Opening the album, “Thunder and Lightning” immediately takes me back some 40 years, resonating with the air of the early-1980s heavyweights, such as RAINBOW and DIO. They say that the great musicians in the Orient have become saints through the power of music and I’m pretty confident that the same holds true for those early heavy-metal legends; it must be the only reasonable explanation for why it always brings a smile to your face when someone pays this sort of homage to their sublime art. Then again, the Sufi view is that music in itself is the divine art, that the sound of instruments, or of the human voice, is the universal sound of the spheres. I have to agree – with the addition that the vintage heavy-metal sound must be even more so.
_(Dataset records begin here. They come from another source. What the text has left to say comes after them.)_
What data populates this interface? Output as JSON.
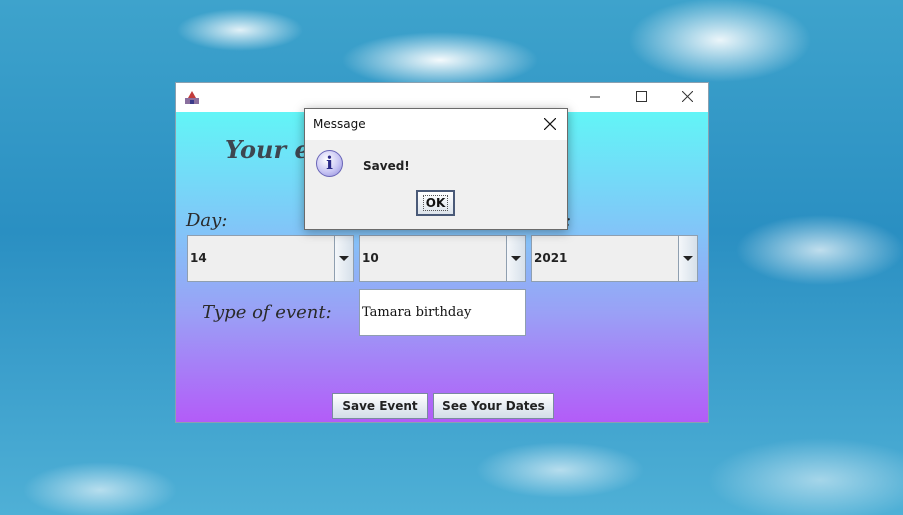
{
  "main_window": {
    "heading": "Your ev",
    "day_label": "Day:",
    "year_label_fragment": ":",
    "day": {
      "value": "14"
    },
    "month": {
      "value": "10"
    },
    "year": {
      "value": "2021"
    },
    "event_type_label": "Type of event:",
    "event_type_value": "Tamara birthday",
    "save_button": "Save Event",
    "see_dates_button": "See Your Dates"
  },
  "dialog": {
    "title": "Message",
    "message": "Saved!",
    "ok_label": "OK",
    "icon": "info-icon"
  },
  "icons": {
    "app": "app-icon",
    "minimize": "minimize-icon",
    "maximize": "maximize-icon",
    "close": "close-icon",
    "dropdown": "chevron-down-icon"
  },
  "colors": {
    "gradient_top": "#62f5f7",
    "gradient_bottom": "#b35cf8"
  }
}
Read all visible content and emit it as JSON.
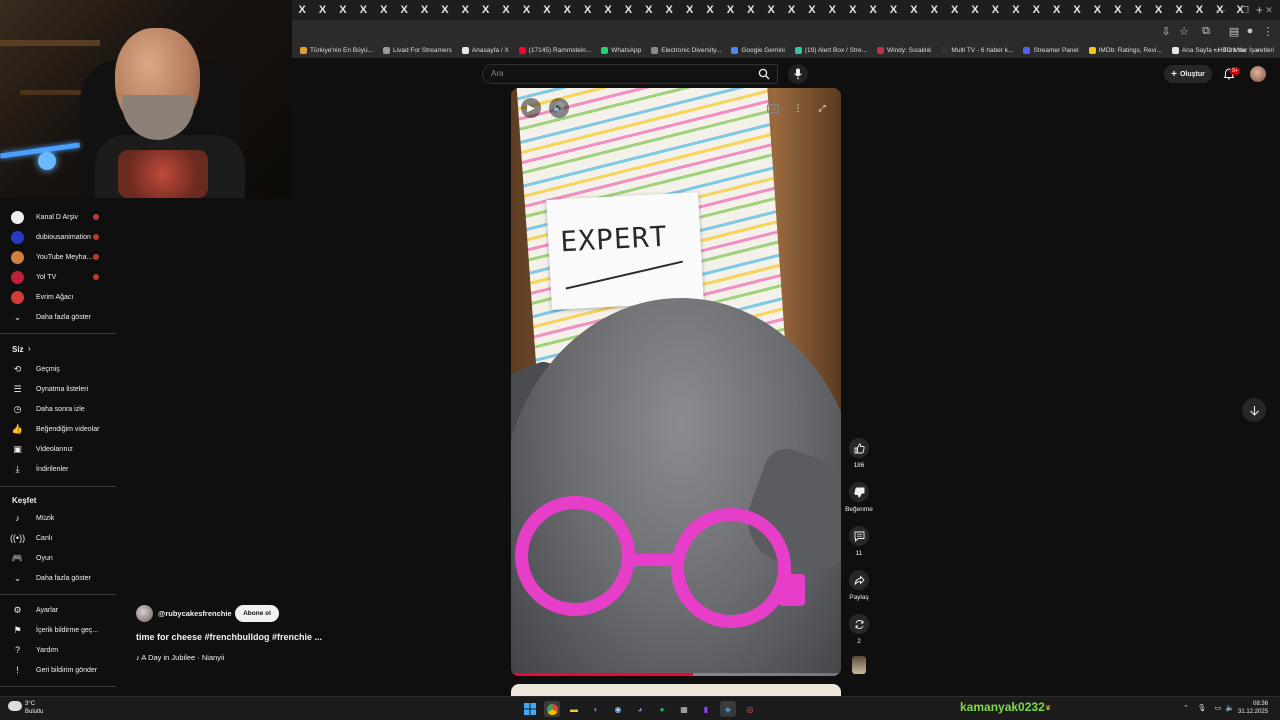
{
  "browser": {
    "tabs": [
      "X",
      "X",
      "X",
      "X",
      "X",
      "X",
      "X",
      "X",
      "X",
      "X",
      "X",
      "X",
      "X",
      "X",
      "X",
      "X",
      "X",
      "X",
      "X",
      "X",
      "X",
      "X",
      "X",
      "X",
      "X",
      "X",
      "X",
      "X",
      "X",
      "X",
      "X",
      "X",
      "X",
      "X",
      "X",
      "X",
      "X",
      "X",
      "X",
      "X",
      "X",
      "X",
      "X",
      "X",
      "X",
      "X",
      "X"
    ],
    "new_tab": "+",
    "bookmarks": [
      {
        "label": "Türkiye'nin En Büyü...",
        "color": "#e0a030"
      },
      {
        "label": "Livad For Streamers",
        "color": "#9a9a9a"
      },
      {
        "label": "Anasayfa / X",
        "color": "#e8e8e8"
      },
      {
        "label": "(17145) Rammstein...",
        "color": "#ff0033"
      },
      {
        "label": "WhatsApp",
        "color": "#25d366"
      },
      {
        "label": "Electronic Diversity...",
        "color": "#8a8a8a"
      },
      {
        "label": "Google Gemini",
        "color": "#4a8af4"
      },
      {
        "label": "(19) Alert Box / Stre...",
        "color": "#31c3a2"
      },
      {
        "label": "Windy: Sıcaklık",
        "color": "#c0304a"
      },
      {
        "label": "Multi TV - 6 haber k...",
        "color": "#333333"
      },
      {
        "label": "Streamer Panel",
        "color": "#5a5aff"
      },
      {
        "label": "IMDb: Ratings, Revi...",
        "color": "#f5c518"
      },
      {
        "label": "Ana Sayfa • HBO Max",
        "color": "#e8e8e8"
      }
    ],
    "bookmarks_more": "»",
    "all_bookmarks": "Tüm Yer İşaretleri"
  },
  "sidebar": {
    "subscriptions": [
      {
        "label": "Kanal D Arşiv",
        "color": "#f0f0f0",
        "live": true
      },
      {
        "label": "dubiousanimation",
        "color": "#2a3ac0",
        "live": true
      },
      {
        "label": "YouTube Meyha...",
        "color": "#d08040",
        "live": true
      },
      {
        "label": "Yol TV",
        "color": "#c0203a",
        "live": true
      },
      {
        "label": "Evrim Ağacı",
        "color": "#d23b3b",
        "live": false
      }
    ],
    "show_more_1": "Daha fazla göster",
    "you_header": "Siz",
    "you_items": [
      {
        "label": "Geçmiş",
        "icon": "history-icon",
        "glyph": "⟲"
      },
      {
        "label": "Oynatma listeleri",
        "icon": "playlist-icon",
        "glyph": "☰"
      },
      {
        "label": "Daha sonra izle",
        "icon": "watch-later-icon",
        "glyph": "◷"
      },
      {
        "label": "Beğendiğim videolar",
        "icon": "like-icon",
        "glyph": "👍"
      },
      {
        "label": "Videolarınız",
        "icon": "your-videos-icon",
        "glyph": "▣"
      },
      {
        "label": "İndirilenler",
        "icon": "download-icon",
        "glyph": "⤓"
      }
    ],
    "explore_header": "Keşfet",
    "explore_items": [
      {
        "label": "Müzik",
        "icon": "music-icon",
        "glyph": "♪"
      },
      {
        "label": "Canlı",
        "icon": "live-icon",
        "glyph": "((•))"
      },
      {
        "label": "Oyun",
        "icon": "gaming-icon",
        "glyph": "🎮"
      }
    ],
    "show_more_2": "Daha fazla göster",
    "footer_items": [
      {
        "label": "Ayarlar",
        "icon": "settings-icon",
        "glyph": "⚙"
      },
      {
        "label": "İçerik bildirme geç...",
        "icon": "flag-icon",
        "glyph": "⚑"
      },
      {
        "label": "Yardım",
        "icon": "help-icon",
        "glyph": "?"
      },
      {
        "label": "Geri bildirim gönder",
        "icon": "feedback-icon",
        "glyph": "!"
      }
    ]
  },
  "header": {
    "search_placeholder": "Ara",
    "create_label": "Oluştur",
    "notifications_badge": "9+"
  },
  "short": {
    "sign_text": "EXPERT",
    "progress_fraction": 0.55,
    "channel": "@rubycakesfrenchie",
    "subscribe_label": "Abone ol",
    "title": "time for cheese #frenchbulldog #frenchie ...",
    "music": "♪ A Day in Jubilee · Nianyii",
    "likes": "186",
    "dislike_label": "Beğenme",
    "comments": "11",
    "share_label": "Paylaş",
    "remix_count": "2"
  },
  "taskbar": {
    "weather_temp": "3°C",
    "weather_desc": "Bulutlu",
    "user": "kamanyak0232",
    "time": "08:36",
    "date": "31.12.2025"
  }
}
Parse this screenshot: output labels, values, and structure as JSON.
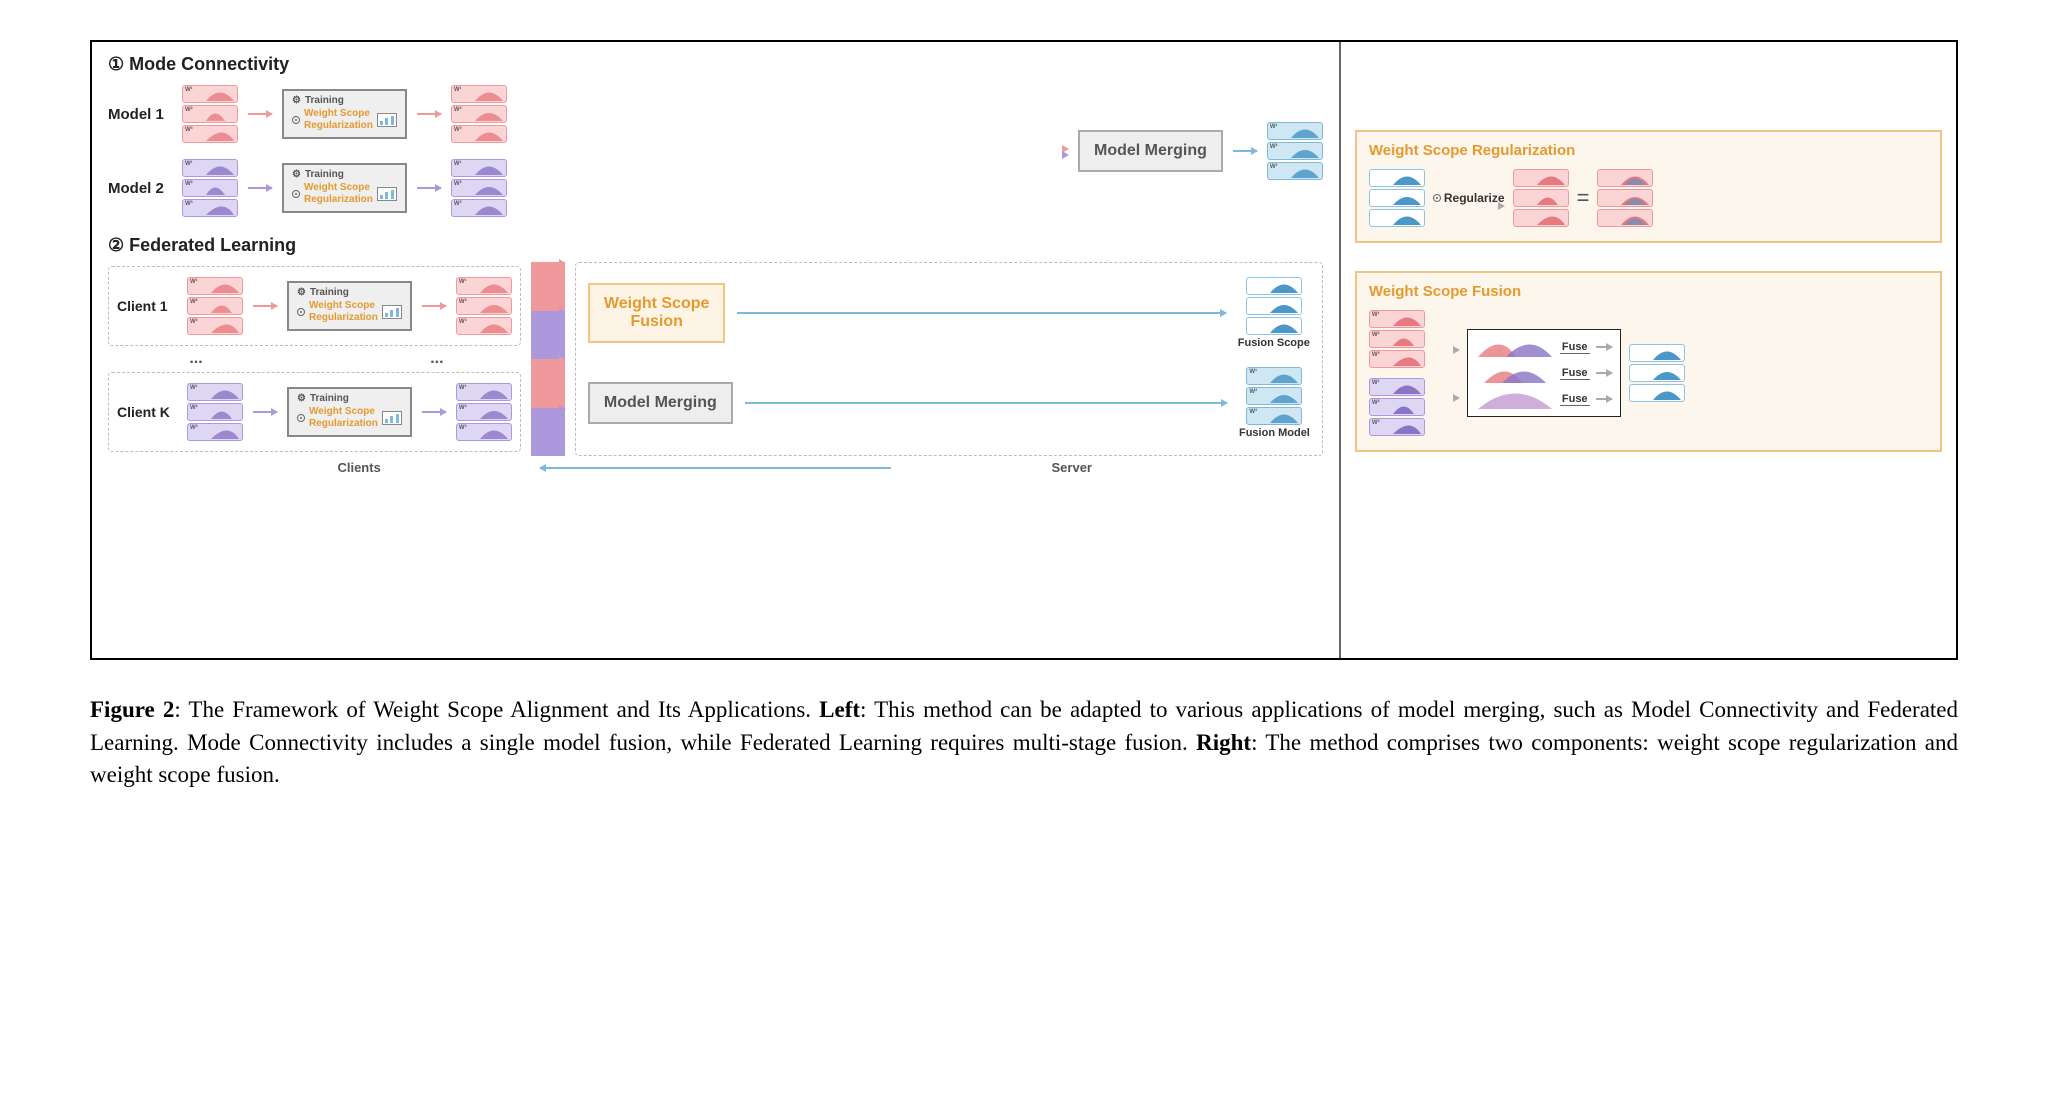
{
  "figure": {
    "section1_title": "① Mode Connectivity",
    "section2_title": "② Federated Learning",
    "labels": {
      "model1": "Model 1",
      "model2": "Model 2",
      "client1": "Client 1",
      "clientK": "Client K",
      "clients": "Clients",
      "server": "Server",
      "dots": "..."
    },
    "boxes": {
      "training": "Training",
      "wsr": "Weight Scope\nRegularization",
      "model_merging": "Model Merging",
      "wsf": "Weight Scope\nFusion"
    },
    "fusion_labels": {
      "scope": "Fusion Scope",
      "model": "Fusion Model"
    },
    "layer_tags": [
      "W¹",
      "W²",
      "W³"
    ]
  },
  "right": {
    "card1_title": "Weight Scope Regularization",
    "regularize": "Regularize",
    "card2_title": "Weight Scope Fusion",
    "fuse": "Fuse"
  },
  "caption": {
    "fig_label": "Figure 2",
    "text_before_left": ": The Framework of Weight Scope Alignment and Its Applications. ",
    "left_word": "Left",
    "text_mid": ": This method can be adapted to various applications of model merging, such as Model Connectivity and Federated Learning. Mode Connectivity includes a single model fusion, while Federated Learning requires multi-stage fusion. ",
    "right_word": "Right",
    "text_after": ": The method comprises two components: weight scope regularization and weight scope fusion."
  }
}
Next, “House On Fire” is a nice cross between the glam sound of Los Angeles circa 1985 and the more rowdy conduct of AC/DC from the same era. Yeah, you’d think that these two might not really mix very well – but they do! Top that impression off with the vocal delivery of Mats Levén whose signature sound resonates with the authentic rasp of those pioneering hard-rock crooners from Glenn Hughes to Ronnie James Dio to Brian Johnson and you couldn’t really ask for more! If the best hard-rock moments of the 1980s could be condensed into one song, here’s a mighty good contender.

Then, the title track zooms the lens even further back in time, on LED ZEPPELIN, more precisely. The staccato strings, quite obviously, resonate with the air of “Kashmir,” while the guitar parts pay homage to Jimmy Page‘s other timeless riffs with the same high regard. Yes, the song is every bit as heavy, powerful, and epic as the maestro himself claimed.

Vandenberg could be treading in sensitive waters here, of course – sonic tributes of this sort do not always go down particularly well in the demographic of heavy-metal puritans. Vandenberg seasons his songs with enough personal touch to steer clear of being a mere copycat artist. To paraphrase a nugget of ancient street wisdom: when you steal from only one source, it is plagiarism, but when you steal from multiple sources, it is about being influenced by them. Besides, this dude is one of the original heavy-metal rogues, so I would be cautious with using words such as “stealing.”

Of course, there are ample WHITESNAKE vibes on the outing as well. After all, Vandenberg made his international break alongside David Coverdale on two of the most seminal WHITESNAKE albums perhaps ever (at least to my generation who were teenagers at the time). Not only did he play on the eponymous 1987 album that boasts only gargantuan hits but also on the follow-up, “Slip of the Tongue” (1989), which he actually co-wrote in its entirety. Most prominently this shines through on the ballad, “Baby You’ve Changed,” which could have fitted seamlessly on either of those vintage WHITESNAKE efforts. On a more uptempo footing, “Walking on Water” resonates with a similar, mid-1980s WHITESNAKE air. Vocalist Levén drops a pretty convincing Coverdale impersonation in the latter song.

That pretty much sums it up; the remaining songs roll out with no dramatic surprises. If you grew up in the 1980s listening to either the sleazy-rolling Los Angeles sound or the more fantasy-laden heavy-metal acts, or why not both, VANDENBERG‘s new album is sure to win you over. Yeah, it is endearingly old-fashioned in every respect but, maybe because of that, the songwriting and delivery are top-notch all the way. Yeah, this album could just as well have been released in, say, 1987 but, then again, it was a good year, just check it out!

Written by Jani Lehtinen


  1. Thunder and Lightning
  2. House On Fire
  3. Sin
  4. Light It Up
  5. Walking On Water
  6. Burning Skies
  7. Hit the Ground Running
  8. Baby, You’ve Changed
  9. Out of the Shadows


Adrian Vandenberg – guitars

Mats Levén – vocals

Koen Herfst – drums

Randy van der Elsen – bass


Mascot Records